Garlic Varieties and Planting

Hardneck Varieties

- Closer to wild garlic than softneck varieties

- Complex flavors

- Shorter shelf life than softneck varieties

- Produce scapes (edible stems that need to be pruned mid-summer)

- Better suited to colder climates

- Produce 4 to 12 cloves

  • Brown Tempest - (Purple Stripe) Initial hot taste that mellows to a pleasing garlicky finish. A great roasting garlic. Brown Tempest produces purple marked bulbs with 5-7 plump, light brown cloves with a rosy blush. Stores well.
  • Chesnok Red - (Purple Stripe) Chesnok Red holds shape and retains flavor when cooked. Great choice for baking with a creamy texture, tastes sweet, and is used to make garlic ice cream! Produces very large bulbs that average 9 to 10 easy to peel cloves.
  • Cook Home Hardy - Well, it looks too good not to pass it on! We think it was German Extra Hardy, but our grower lost track a few years back. If you’re a serious collector, you may take a pass. If you want good, reliable garlic and aren’t too picky about provenance, give this one a try!
  • Georgian Fire - (Porcelain) Described by chefs as a truly "white hot" garlic. Raw taste is strong with a hotness that is not at all unpleasant. Great for salsa and salads. 4-6 cloves per bulb. Produces thick, sturdy, flavorful scapes.
  • German Extra Hardy - (Porcelain) Strong raw flavor, high sugar content, and not too hot. One of the very best for roasting. 4-5 very large cloves per bulb. Outside skin is ivory-white, but the skin covering the cloves is dark red.
  • Mike’s Hardneck - Variety cultivated by DCGP gardener and retired farmer Mike Olund.
  • Music - (Porcelain) A Minnesota growers favorite with excellent yields and cold tolerance. Large bulbs with 4-6 easy to peel pink skinned cloves per bulb. Excellent flavor good for pestos and sauces. This variety is not a long keeper; stores well for up to 6 months.
  • Persian Star - (Purple Stripe) Reliable, all-purpose variety from Uzbekistan. Also called Samarkand. 8-10 slender cloves per bulb. White bulbs with purple and red inner clove wrappers. Stores well for 6-8 months. Pleasant, mildly spicy flavor.
  • Phillips Rocambole - (Rocambole) Medium-sized, easy-to-peel cloves with a mild garlic flavor, and slight sweetness.
  • Spanish Roja - (Rocambole) A Northwest heirloom with "true garlic" taste. Easy to peel cloves with hot flavor. Averages 11 cloves per bulb.
  • Zemo - (Porcelain) A spicy garlic flavor with moderate heat. 2–6 cloves per bulb. Late harvest. Stores 5 months.

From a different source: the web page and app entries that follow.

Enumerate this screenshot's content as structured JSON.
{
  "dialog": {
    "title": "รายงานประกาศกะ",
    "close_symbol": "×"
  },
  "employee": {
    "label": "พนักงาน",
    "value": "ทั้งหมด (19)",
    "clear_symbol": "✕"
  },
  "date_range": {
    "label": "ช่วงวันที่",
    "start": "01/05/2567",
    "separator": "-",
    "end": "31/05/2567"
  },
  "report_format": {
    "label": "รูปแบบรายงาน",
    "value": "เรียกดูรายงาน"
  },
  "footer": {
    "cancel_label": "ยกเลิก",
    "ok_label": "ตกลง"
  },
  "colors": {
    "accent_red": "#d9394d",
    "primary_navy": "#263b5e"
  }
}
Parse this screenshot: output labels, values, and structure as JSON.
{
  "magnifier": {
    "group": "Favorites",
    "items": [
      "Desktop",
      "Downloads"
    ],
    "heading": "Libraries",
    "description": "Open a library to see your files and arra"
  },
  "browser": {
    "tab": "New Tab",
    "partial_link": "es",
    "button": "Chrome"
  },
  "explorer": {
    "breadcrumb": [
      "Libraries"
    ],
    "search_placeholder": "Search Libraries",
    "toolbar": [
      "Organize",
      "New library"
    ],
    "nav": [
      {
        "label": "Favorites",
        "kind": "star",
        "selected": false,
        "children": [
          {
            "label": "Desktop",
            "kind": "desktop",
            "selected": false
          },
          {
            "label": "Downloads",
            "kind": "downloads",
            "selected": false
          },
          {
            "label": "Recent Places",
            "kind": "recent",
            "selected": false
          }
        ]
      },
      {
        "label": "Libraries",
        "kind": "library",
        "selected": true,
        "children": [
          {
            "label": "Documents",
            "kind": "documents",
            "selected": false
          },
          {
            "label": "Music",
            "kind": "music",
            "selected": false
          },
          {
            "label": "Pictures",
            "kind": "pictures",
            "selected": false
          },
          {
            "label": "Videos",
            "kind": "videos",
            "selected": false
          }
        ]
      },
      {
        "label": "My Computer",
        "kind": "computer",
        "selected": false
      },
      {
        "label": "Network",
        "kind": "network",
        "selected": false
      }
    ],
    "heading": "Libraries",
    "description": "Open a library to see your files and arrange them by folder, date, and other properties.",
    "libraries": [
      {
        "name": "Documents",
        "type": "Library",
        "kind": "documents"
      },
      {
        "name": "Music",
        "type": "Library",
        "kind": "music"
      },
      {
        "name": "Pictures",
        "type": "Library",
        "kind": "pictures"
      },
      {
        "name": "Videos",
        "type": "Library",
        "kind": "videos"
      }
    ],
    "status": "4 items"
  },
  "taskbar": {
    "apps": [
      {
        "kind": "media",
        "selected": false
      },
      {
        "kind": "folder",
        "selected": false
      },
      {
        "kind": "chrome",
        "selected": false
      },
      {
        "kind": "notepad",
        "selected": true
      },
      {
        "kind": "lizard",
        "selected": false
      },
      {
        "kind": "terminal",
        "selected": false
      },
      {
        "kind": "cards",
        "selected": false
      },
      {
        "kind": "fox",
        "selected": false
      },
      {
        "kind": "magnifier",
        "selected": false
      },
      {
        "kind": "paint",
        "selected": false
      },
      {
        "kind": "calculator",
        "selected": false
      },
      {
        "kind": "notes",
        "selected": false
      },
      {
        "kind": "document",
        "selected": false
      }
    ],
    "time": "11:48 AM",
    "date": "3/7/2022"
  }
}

Softneck Varieties

- Excellent storage, average 6-8 month shelf life

- Typically milder flavor

- Softer stems conducive to braiding

- Tend not to "bolt" or produce scapes

- Produce 10 to 40 cloves

  • Chamiskuri - (Artichoke) A good storage garlic from the Republic of Georgia. Large bulbs with 10-15 cloves per head. Rich flavored and pungent, and stores until mid-winter.
  • Mike's Northland Softneck - Variety cultivated by DCGP gardener and retired farmer Mike Olund.
  • Oregon Blue - (Artichoke) A maritime Northwest heirloom with good yields and good storage qualities. 10-12 cloves per bulb. Light purple tint on the bulb wrappers. Artichoke types store well for about 8 months. Nice spicy flavor is good raw or baked.
  • Red Tochliavari - (Artichoke) Red Tochliavari is a popular, early harvesting softneck variety with rich and mildly pungent flavor. Produces 12-20 cloves with straw-colored wrappers. Although it is a softneck, Red Tochliavari may produce a scape with seeds called bulbils when stressed by hot weather near harvest time. Bulbils can be planted and grown out over two seasons, if desired. Stores 5-6 months.
  • Silver Rose Softneck - Rose-colored cloves in very smooth, bright white bulbs. Beautiful for braiding; one of the longest storing garlics and very fast growing. Approx. 12-15 cloves per bulb.
  • Thermadrone - (Artichoke) Long keeping bulbs with a mild taste prized for French cooking. Produces 23-20 cloves per bulb. This variety does not like wet feet (water-logged soil).

Not Garlic Varieties!

  • Elephant (Allium ameloprasum) - While Elephant garlic is not a true garlic - it is actually related to leeks - it is cultivated in the same manner. The large size makes it fun to grow and easy to use. The flavor is mild, so if you are a strong garlic lover, plan to use it like an onion rather than garlic.